**SUPPLIED MATERIAL**
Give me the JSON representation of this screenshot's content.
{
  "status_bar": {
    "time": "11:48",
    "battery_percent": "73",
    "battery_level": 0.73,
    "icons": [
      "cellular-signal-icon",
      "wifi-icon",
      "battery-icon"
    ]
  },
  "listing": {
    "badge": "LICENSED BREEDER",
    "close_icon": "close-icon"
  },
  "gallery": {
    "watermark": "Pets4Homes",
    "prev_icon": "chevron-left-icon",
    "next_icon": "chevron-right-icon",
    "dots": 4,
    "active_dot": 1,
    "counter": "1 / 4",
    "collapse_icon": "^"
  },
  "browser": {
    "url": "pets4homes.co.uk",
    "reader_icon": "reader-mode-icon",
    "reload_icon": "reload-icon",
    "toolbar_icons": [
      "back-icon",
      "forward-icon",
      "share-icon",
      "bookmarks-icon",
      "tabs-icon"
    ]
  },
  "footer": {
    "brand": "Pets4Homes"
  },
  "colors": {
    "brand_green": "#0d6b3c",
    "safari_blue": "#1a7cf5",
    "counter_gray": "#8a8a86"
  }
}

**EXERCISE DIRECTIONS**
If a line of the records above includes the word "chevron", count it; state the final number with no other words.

**SOLUTION TO THE EXERCISE**
2